* [WORK ITEM] Please print each of the entries below exactly.

* [RECORDS FOR PROCESSING]
========

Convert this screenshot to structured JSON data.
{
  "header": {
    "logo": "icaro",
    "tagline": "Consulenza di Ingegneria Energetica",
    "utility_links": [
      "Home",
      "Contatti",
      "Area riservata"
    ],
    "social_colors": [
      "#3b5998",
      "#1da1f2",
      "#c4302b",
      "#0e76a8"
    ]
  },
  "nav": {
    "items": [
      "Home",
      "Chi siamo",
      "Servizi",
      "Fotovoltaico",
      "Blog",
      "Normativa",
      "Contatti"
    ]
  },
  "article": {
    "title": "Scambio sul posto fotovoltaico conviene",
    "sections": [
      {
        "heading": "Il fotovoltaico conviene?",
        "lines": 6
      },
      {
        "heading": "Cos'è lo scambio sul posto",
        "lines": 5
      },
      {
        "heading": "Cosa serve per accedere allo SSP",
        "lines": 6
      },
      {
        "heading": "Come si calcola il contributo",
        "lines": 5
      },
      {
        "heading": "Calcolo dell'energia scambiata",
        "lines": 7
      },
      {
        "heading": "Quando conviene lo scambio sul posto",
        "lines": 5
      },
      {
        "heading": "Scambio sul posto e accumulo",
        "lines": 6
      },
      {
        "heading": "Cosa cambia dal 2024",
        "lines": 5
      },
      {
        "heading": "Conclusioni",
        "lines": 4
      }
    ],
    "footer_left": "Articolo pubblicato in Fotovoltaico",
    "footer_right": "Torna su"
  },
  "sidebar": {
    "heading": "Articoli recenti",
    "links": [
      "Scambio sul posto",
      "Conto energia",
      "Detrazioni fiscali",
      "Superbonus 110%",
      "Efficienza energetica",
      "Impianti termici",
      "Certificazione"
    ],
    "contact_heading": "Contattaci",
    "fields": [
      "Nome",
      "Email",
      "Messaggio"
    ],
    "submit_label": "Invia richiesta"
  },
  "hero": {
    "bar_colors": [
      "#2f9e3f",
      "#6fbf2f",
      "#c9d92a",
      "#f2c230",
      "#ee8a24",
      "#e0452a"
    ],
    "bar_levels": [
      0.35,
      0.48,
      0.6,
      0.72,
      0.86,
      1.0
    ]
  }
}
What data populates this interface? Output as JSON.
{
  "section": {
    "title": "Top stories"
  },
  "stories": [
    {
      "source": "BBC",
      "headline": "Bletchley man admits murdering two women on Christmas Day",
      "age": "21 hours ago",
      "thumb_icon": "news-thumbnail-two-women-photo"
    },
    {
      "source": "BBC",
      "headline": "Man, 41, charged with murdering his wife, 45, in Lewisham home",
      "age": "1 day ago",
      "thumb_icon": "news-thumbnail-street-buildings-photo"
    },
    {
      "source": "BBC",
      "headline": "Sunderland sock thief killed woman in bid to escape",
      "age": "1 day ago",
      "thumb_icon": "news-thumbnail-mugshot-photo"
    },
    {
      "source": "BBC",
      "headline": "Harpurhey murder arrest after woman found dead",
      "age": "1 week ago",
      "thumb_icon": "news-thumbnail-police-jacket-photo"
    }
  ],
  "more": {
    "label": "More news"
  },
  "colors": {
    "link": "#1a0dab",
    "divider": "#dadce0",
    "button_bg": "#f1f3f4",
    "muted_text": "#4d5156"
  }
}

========

* [ANSWER TO THIS TASK]
Convert this screenshot to structured JSON data.
{
  "header": {
    "logo": "icaro",
    "tagline": "Consulenza di Ingegneria Energetica",
    "utility_links": [
      "Home",
      "Contatti",
      "Area riservata"
    ],
    "social_colors": [
      "#3b5998",
      "#1da1f2",
      "#c4302b",
      "#0e76a8"
    ]
  },
  "nav": {
    "items": [
      "Home",
      "Chi siamo",
      "Servizi",
      "Fotovoltaico",
      "Blog",
      "Normativa",
      "Contatti"
    ]
  },
  "article": {
    "title": "Scambio sul posto fotovoltaico conviene",
    "sections": [
      {
        "heading": "Il fotovoltaico conviene?",
        "lines": 6
      },
      {
        "heading": "Cos'è lo scambio sul posto",
        "lines": 5
      },
      {
        "heading": "Cosa serve per accedere allo SSP",
        "lines": 6
      },
      {
        "heading": "Come si calcola il contributo",
        "lines": 5
      },
      {
        "heading": "Calcolo dell'energia scambiata",
        "lines": 7
      },
      {
        "heading": "Quando conviene lo scambio sul posto",
        "lines": 5
      },
      {
        "heading": "Scambio sul posto e accumulo",
        "lines": 6
      },
      {
        "heading": "Cosa cambia dal 2024",
        "lines": 5
      },
      {
        "heading": "Conclusioni",
        "lines": 4
      }
    ],
    "footer_left": "Articolo pubblicato in Fotovoltaico",
    "footer_right": "Torna su"
  },
  "sidebar": {
    "heading": "Articoli recenti",
    "links": [
      "Scambio sul posto",
      "Conto energia",
      "Detrazioni fiscali",
      "Superbonus 110%",
      "Efficienza energetica",
      "Impianti termici",
      "Certificazione"
    ],
    "contact_heading": "Contattaci",
    "fields": [
      "Nome",
      "Email",
      "Messaggio"
    ],
    "submit_label": "Invia richiesta"
  },
  "hero": {
    "bar_colors": [
      "#2f9e3f",
      "#6fbf2f",
      "#c9d92a",
      "#f2c230",
      "#ee8a24",
      "#e0452a"
    ],
    "bar_levels": [
      0.35,
      0.48,
      0.6,
      0.72,
      0.86,
      1.0
    ]
  }
}
What data populates this interface? Output as JSON.
{
  "section": {
    "title": "Top stories"
  },
  "stories": [
    {
      "source": "BBC",
      "headline": "Bletchley man admits murdering two women on Christmas Day",
      "age": "21 hours ago",
      "thumb_icon": "news-thumbnail-two-women-photo"
    },
    {
      "source": "BBC",
      "headline": "Man, 41, charged with murdering his wife, 45, in Lewisham home",
      "age": "1 day ago",
      "thumb_icon": "news-thumbnail-street-buildings-photo"
    },
    {
      "source": "BBC",
      "headline": "Sunderland sock thief killed woman in bid to escape",
      "age": "1 day ago",
      "thumb_icon": "news-thumbnail-mugshot-photo"
    },
    {
      "source": "BBC",
      "headline": "Harpurhey murder arrest after woman found dead",
      "age": "1 week ago",
      "thumb_icon": "news-thumbnail-police-jacket-photo"
    }
  ],
  "more": {
    "label": "More news"
  },
  "colors": {
    "link": "#1a0dab",
    "divider": "#dadce0",
    "button_bg": "#f1f3f4",
    "muted_text": "#4d5156"
  }
}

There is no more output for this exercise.